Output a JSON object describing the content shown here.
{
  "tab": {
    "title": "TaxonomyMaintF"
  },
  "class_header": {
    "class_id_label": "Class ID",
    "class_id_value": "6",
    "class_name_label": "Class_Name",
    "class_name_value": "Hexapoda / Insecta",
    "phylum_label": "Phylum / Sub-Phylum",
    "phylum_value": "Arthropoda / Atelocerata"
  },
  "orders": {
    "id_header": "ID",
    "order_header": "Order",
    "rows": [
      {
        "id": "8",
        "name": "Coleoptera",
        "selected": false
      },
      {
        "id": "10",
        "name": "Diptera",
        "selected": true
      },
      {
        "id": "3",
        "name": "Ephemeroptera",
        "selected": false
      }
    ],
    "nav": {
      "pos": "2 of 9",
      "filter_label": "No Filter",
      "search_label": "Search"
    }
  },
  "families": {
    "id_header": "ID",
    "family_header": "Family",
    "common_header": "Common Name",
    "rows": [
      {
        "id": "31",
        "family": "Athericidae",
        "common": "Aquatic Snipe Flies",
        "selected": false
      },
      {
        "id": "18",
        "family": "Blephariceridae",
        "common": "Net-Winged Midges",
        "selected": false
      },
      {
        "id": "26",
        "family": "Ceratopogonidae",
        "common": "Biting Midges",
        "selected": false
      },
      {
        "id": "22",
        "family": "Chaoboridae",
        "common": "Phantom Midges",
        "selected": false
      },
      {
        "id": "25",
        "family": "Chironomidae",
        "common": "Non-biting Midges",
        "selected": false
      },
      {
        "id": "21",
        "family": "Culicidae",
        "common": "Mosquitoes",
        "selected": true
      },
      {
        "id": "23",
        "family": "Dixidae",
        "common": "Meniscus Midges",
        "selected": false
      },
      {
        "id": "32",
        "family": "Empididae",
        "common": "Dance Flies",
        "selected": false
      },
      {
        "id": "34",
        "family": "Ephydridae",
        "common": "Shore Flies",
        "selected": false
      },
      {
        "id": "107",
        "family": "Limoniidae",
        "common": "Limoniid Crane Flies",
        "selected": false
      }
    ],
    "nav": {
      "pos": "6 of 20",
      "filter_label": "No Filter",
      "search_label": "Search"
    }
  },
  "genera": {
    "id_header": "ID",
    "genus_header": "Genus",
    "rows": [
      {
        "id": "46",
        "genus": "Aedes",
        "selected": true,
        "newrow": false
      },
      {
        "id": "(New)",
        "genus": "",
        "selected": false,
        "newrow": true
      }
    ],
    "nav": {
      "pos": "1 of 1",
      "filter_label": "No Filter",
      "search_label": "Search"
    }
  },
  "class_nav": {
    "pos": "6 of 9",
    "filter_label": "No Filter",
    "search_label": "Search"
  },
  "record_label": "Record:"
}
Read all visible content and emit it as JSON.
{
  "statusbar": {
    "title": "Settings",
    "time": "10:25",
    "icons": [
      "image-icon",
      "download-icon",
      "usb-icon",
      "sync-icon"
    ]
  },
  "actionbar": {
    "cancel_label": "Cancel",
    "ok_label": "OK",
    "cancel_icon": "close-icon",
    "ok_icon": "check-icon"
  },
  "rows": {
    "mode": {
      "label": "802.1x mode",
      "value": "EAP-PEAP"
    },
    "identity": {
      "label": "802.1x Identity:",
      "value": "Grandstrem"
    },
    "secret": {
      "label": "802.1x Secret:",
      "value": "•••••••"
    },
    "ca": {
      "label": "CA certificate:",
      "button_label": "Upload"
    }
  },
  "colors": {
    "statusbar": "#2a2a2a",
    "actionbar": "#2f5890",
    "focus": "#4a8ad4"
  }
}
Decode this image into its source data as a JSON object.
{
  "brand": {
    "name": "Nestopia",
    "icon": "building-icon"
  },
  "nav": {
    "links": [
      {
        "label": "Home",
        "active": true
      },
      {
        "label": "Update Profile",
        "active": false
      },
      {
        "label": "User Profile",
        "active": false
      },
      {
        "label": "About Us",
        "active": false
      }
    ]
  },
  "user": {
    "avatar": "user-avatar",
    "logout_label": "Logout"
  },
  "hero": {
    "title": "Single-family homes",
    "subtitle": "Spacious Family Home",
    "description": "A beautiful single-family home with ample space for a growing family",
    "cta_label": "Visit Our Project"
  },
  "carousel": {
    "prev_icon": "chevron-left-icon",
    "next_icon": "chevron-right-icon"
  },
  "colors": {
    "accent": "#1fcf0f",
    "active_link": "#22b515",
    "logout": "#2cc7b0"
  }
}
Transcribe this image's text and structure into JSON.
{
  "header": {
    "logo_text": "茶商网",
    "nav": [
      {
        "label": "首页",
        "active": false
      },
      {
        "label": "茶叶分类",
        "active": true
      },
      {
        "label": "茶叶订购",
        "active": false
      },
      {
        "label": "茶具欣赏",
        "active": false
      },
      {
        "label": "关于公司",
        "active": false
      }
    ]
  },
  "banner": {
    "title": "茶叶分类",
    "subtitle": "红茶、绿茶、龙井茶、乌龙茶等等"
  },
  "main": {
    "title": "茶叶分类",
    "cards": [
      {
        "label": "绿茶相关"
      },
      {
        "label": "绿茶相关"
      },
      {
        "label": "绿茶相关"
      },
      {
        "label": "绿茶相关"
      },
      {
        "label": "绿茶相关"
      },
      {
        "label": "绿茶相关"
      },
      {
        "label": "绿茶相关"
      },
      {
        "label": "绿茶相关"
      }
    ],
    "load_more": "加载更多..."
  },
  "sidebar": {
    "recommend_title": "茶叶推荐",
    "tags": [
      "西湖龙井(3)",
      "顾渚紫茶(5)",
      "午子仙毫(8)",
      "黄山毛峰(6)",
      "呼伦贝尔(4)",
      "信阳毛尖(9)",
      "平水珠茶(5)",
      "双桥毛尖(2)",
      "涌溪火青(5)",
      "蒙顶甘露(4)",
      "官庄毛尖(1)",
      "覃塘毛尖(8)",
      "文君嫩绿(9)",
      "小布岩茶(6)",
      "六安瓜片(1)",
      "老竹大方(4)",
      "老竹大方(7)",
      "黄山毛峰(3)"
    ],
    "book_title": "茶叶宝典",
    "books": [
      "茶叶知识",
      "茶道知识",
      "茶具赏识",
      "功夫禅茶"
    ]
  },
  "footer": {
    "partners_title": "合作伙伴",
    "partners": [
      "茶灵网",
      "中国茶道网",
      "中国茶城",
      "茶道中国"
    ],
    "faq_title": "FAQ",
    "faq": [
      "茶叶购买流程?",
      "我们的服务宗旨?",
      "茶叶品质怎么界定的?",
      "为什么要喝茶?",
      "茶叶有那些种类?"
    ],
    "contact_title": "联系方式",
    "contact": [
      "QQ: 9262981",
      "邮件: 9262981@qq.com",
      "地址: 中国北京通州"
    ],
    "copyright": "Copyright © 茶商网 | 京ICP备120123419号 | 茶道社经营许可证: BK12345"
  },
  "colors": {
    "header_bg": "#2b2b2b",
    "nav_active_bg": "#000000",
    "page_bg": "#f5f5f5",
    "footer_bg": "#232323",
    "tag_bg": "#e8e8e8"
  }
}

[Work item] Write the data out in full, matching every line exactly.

[Task response]
Output a JSON object describing the content shown here.
{
  "tab": {
    "title": "TaxonomyMaintF"
  },
  "class_header": {
    "class_id_label": "Class ID",
    "class_id_value": "6",
    "class_name_label": "Class_Name",
    "class_name_value": "Hexapoda / Insecta",
    "phylum_label": "Phylum / Sub-Phylum",
    "phylum_value": "Arthropoda / Atelocerata"
  },
  "orders": {
    "id_header": "ID",
    "order_header": "Order",
    "rows": [
      {
        "id": "8",
        "name": "Coleoptera",
        "selected": false
      },
      {
        "id": "10",
        "name": "Diptera",
        "selected": true
      },
      {
        "id": "3",
        "name": "Ephemeroptera",
        "selected": false
      }
    ],
    "nav": {
      "pos": "2 of 9",
      "filter_label": "No Filter",
      "search_label": "Search"
    }
  },
  "families": {
    "id_header": "ID",
    "family_header": "Family",
    "common_header": "Common Name",
    "rows": [
      {
        "id": "31",
        "family": "Athericidae",
        "common": "Aquatic Snipe Flies",
        "selected": false
      },
      {
        "id": "18",
        "family": "Blephariceridae",
        "common": "Net-Winged Midges",
        "selected": false
      },
      {
        "id": "26",
        "family": "Ceratopogonidae",
        "common": "Biting Midges",
        "selected": false
      },
      {
        "id": "22",
        "family": "Chaoboridae",
        "common": "Phantom Midges",
        "selected": false
      },
      {
        "id": "25",
        "family": "Chironomidae",
        "common": "Non-biting Midges",
        "selected": false
      },
      {
        "id": "21",
        "family": "Culicidae",
        "common": "Mosquitoes",
        "selected": true
      },
      {
        "id": "23",
        "family": "Dixidae",
        "common": "Meniscus Midges",
        "selected": false
      },
      {
        "id": "32",
        "family": "Empididae",
        "common": "Dance Flies",
        "selected": false
      },
      {
        "id": "34",
        "family": "Ephydridae",
        "common": "Shore Flies",
        "selected": false
      },
      {
        "id": "107",
        "family": "Limoniidae",
        "common": "Limoniid Crane Flies",
        "selected": false
      }
    ],
    "nav": {
      "pos": "6 of 20",
      "filter_label": "No Filter",
      "search_label": "Search"
    }
  },
  "genera": {
    "id_header": "ID",
    "genus_header": "Genus",
    "rows": [
      {
        "id": "46",
        "genus": "Aedes",
        "selected": true,
        "newrow": false
      },
      {
        "id": "(New)",
        "genus": "",
        "selected": false,
        "newrow": true
      }
    ],
    "nav": {
      "pos": "1 of 1",
      "filter_label": "No Filter",
      "search_label": "Search"
    }
  },
  "class_nav": {
    "pos": "6 of 9",
    "filter_label": "No Filter",
    "search_label": "Search"
  },
  "record_label": "Record:"
}
Read all visible content and emit it as JSON.
{
  "statusbar": {
    "title": "Settings",
    "time": "10:25",
    "icons": [
      "image-icon",
      "download-icon",
      "usb-icon",
      "sync-icon"
    ]
  },
  "actionbar": {
    "cancel_label": "Cancel",
    "ok_label": "OK",
    "cancel_icon": "close-icon",
    "ok_icon": "check-icon"
  },
  "rows": {
    "mode": {
      "label": "802.1x mode",
      "value": "EAP-PEAP"
    },
    "identity": {
      "label": "802.1x Identity:",
      "value": "Grandstrem"
    },
    "secret": {
      "label": "802.1x Secret:",
      "value": "•••••••"
    },
    "ca": {
      "label": "CA certificate:",
      "button_label": "Upload"
    }
  },
  "colors": {
    "statusbar": "#2a2a2a",
    "actionbar": "#2f5890",
    "focus": "#4a8ad4"
  }
}
Decode this image into its source data as a JSON object.
{
  "brand": {
    "name": "Nestopia",
    "icon": "building-icon"
  },
  "nav": {
    "links": [
      {
        "label": "Home",
        "active": true
      },
      {
        "label": "Update Profile",
        "active": false
      },
      {
        "label": "User Profile",
        "active": false
      },
      {
        "label": "About Us",
        "active": false
      }
    ]
  },
  "user": {
    "avatar": "user-avatar",
    "logout_label": "Logout"
  },
  "hero": {
    "title": "Single-family homes",
    "subtitle": "Spacious Family Home",
    "description": "A beautiful single-family home with ample space for a growing family",
    "cta_label": "Visit Our Project"
  },
  "carousel": {
    "prev_icon": "chevron-left-icon",
    "next_icon": "chevron-right-icon"
  },
  "colors": {
    "accent": "#1fcf0f",
    "active_link": "#22b515",
    "logout": "#2cc7b0"
  }
}
Transcribe this image's text and structure into JSON.
{
  "header": {
    "logo_text": "茶商网",
    "nav": [
      {
        "label": "首页",
        "active": false
      },
      {
        "label": "茶叶分类",
        "active": true
      },
      {
        "label": "茶叶订购",
        "active": false
      },
      {
        "label": "茶具欣赏",
        "active": false
      },
      {
        "label": "关于公司",
        "active": false
      }
    ]
  },
  "banner": {
    "title": "茶叶分类",
    "subtitle": "红茶、绿茶、龙井茶、乌龙茶等等"
  },
  "main": {
    "title": "茶叶分类",
    "cards": [
      {
        "label": "绿茶相关"
      },
      {
        "label": "绿茶相关"
      },
      {
        "label": "绿茶相关"
      },
      {
        "label": "绿茶相关"
      },
      {
        "label": "绿茶相关"
      },
      {
        "label": "绿茶相关"
      },
      {
        "label": "绿茶相关"
      },
      {
        "label": "绿茶相关"
      }
    ],
    "load_more": "加载更多..."
  },
  "sidebar": {
    "recommend_title": "茶叶推荐",
    "tags": [
      "西湖龙井(3)",
      "顾渚紫茶(5)",
      "午子仙毫(8)",
      "黄山毛峰(6)",
      "呼伦贝尔(4)",
      "信阳毛尖(9)",
      "平水珠茶(5)",
      "双桥毛尖(2)",
      "涌溪火青(5)",
      "蒙顶甘露(4)",
      "官庄毛尖(1)",
      "覃塘毛尖(8)",
      "文君嫩绿(9)",
      "小布岩茶(6)",
      "六安瓜片(1)",
      "老竹大方(4)",
      "老竹大方(7)",
      "黄山毛峰(3)"
    ],
    "book_title": "茶叶宝典",
    "books": [
      "茶叶知识",
      "茶道知识",
      "茶具赏识",
      "功夫禅茶"
    ]
  },
  "footer": {
    "partners_title": "合作伙伴",
    "partners": [
      "茶灵网",
      "中国茶道网",
      "中国茶城",
      "茶道中国"
    ],
    "faq_title": "FAQ",
    "faq": [
      "茶叶购买流程?",
      "我们的服务宗旨?",
      "茶叶品质怎么界定的?",
      "为什么要喝茶?",
      "茶叶有那些种类?"
    ],
    "contact_title": "联系方式",
    "contact": [
      "QQ: 9262981",
      "邮件: 9262981@qq.com",
      "地址: 中国北京通州"
    ],
    "copyright": "Copyright © 茶商网 | 京ICP备120123419号 | 茶道社经营许可证: BK12345"
  },
  "colors": {
    "header_bg": "#2b2b2b",
    "nav_active_bg": "#000000",
    "page_bg": "#f5f5f5",
    "footer_bg": "#232323",
    "tag_bg": "#e8e8e8"
  }
}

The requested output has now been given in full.